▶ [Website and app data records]
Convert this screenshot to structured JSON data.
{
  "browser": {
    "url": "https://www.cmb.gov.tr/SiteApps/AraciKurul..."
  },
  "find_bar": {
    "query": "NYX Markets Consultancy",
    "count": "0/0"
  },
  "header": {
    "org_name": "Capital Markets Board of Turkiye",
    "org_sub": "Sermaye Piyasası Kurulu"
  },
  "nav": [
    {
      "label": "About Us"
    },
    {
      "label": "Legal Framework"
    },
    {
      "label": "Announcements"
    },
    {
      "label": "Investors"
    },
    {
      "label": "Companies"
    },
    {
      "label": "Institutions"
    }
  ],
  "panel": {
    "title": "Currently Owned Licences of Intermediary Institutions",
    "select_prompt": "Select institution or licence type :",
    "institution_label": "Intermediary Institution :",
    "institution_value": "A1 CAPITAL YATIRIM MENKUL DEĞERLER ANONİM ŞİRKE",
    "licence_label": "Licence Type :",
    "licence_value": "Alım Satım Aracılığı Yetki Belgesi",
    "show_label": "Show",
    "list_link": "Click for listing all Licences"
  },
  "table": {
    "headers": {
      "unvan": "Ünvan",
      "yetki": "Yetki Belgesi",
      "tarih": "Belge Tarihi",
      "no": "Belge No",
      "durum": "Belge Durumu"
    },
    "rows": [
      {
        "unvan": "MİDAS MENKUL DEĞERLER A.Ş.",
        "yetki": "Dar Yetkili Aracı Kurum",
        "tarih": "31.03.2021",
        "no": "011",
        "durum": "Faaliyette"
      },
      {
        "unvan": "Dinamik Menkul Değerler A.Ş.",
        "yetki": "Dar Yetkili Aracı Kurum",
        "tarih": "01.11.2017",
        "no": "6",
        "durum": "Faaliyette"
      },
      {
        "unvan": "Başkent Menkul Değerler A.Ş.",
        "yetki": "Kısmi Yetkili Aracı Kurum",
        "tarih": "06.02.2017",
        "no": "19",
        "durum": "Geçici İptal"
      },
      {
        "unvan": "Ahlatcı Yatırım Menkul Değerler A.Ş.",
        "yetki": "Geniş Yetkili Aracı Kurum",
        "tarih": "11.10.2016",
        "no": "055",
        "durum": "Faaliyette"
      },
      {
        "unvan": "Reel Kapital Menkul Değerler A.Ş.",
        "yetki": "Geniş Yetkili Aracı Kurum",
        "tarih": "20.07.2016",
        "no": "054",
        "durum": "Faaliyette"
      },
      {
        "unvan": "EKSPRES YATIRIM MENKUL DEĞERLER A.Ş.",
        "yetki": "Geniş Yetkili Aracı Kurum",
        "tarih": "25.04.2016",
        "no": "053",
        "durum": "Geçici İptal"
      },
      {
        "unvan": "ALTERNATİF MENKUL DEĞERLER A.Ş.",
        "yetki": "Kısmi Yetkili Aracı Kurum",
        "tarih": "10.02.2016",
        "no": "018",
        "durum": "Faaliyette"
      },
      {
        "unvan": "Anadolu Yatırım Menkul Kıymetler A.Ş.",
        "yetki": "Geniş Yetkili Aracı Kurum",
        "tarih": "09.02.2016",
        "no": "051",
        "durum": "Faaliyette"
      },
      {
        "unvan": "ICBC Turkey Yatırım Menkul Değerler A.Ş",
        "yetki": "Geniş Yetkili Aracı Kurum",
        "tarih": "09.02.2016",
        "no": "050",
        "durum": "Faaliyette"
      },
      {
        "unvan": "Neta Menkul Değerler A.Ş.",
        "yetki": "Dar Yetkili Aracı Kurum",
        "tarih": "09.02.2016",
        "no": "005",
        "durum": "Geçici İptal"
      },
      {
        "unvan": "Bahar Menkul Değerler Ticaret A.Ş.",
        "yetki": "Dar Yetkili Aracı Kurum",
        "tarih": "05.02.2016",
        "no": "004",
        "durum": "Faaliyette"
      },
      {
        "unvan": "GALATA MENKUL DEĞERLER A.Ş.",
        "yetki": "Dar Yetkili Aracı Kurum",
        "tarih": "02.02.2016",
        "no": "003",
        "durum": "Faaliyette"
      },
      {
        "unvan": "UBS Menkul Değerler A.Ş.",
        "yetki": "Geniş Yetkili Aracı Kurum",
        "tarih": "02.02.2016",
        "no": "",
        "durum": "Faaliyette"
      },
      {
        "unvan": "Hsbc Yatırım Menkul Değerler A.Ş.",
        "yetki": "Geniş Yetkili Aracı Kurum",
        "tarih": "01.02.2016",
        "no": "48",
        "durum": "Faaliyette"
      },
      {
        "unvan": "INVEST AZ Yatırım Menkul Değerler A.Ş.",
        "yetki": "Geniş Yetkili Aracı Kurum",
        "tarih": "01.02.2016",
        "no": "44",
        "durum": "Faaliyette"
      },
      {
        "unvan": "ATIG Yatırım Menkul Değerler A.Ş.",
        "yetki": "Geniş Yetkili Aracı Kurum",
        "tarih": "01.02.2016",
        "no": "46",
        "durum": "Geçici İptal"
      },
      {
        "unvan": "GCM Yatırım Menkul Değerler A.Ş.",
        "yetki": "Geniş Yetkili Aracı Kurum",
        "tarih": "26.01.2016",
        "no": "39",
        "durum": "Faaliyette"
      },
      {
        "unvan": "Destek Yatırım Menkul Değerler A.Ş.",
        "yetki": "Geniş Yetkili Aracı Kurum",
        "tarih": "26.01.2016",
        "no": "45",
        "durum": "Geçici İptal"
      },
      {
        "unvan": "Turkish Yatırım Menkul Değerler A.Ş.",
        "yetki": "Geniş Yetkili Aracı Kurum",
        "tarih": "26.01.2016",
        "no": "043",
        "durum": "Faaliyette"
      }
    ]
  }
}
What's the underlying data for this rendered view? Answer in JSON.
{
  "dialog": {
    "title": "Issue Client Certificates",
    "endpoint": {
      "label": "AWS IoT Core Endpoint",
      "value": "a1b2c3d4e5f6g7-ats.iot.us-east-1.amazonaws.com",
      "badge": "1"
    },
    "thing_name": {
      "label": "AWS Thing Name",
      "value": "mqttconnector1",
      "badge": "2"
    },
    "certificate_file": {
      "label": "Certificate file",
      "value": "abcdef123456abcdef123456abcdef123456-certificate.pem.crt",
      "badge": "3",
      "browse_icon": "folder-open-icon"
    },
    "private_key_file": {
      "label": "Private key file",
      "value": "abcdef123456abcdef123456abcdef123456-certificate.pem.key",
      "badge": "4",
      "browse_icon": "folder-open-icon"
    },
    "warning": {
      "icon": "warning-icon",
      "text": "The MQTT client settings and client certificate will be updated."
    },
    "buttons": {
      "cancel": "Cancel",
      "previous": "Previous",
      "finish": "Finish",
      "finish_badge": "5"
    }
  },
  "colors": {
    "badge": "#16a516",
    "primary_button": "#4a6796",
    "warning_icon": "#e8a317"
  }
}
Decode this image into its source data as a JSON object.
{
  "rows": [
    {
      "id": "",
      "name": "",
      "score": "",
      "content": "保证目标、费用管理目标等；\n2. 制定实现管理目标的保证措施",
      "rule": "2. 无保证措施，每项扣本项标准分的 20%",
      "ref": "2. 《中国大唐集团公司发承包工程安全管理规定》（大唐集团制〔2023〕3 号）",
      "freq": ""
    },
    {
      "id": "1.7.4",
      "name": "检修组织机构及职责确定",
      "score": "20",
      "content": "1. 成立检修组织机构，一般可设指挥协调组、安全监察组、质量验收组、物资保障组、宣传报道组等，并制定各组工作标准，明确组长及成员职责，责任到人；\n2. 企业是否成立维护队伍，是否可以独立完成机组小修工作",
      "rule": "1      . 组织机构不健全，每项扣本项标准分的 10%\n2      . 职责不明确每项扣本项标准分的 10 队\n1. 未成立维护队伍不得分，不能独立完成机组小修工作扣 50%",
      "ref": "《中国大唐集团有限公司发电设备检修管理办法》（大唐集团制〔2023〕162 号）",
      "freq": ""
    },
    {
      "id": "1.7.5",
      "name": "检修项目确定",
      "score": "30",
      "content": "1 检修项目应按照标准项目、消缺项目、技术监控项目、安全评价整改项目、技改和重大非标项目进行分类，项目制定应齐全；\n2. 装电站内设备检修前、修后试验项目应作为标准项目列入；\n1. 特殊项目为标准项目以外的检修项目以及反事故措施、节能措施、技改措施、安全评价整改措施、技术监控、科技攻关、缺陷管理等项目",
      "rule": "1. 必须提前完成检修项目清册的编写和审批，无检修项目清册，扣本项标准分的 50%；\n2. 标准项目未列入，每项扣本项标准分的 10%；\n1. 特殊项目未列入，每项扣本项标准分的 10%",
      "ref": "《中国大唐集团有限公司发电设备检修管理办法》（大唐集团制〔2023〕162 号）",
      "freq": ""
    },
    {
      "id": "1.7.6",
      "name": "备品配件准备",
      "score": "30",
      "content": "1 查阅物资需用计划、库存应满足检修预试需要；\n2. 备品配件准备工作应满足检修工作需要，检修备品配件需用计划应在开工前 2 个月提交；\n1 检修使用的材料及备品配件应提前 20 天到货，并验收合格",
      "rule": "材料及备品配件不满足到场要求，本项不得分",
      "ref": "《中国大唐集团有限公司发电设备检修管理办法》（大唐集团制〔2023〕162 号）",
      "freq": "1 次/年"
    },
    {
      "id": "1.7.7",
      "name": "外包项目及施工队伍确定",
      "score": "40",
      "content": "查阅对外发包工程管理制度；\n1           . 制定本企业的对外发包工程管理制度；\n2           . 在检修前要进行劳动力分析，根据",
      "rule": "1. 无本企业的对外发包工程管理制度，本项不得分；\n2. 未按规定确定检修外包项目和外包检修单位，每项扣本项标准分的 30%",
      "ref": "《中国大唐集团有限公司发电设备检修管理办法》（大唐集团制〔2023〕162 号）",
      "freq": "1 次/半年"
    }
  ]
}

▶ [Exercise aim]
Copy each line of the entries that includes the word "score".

▶ [Written answer]
      "score": "",
      "score": "20",
      "score": "30",
      "score": "30",
      "score": "40",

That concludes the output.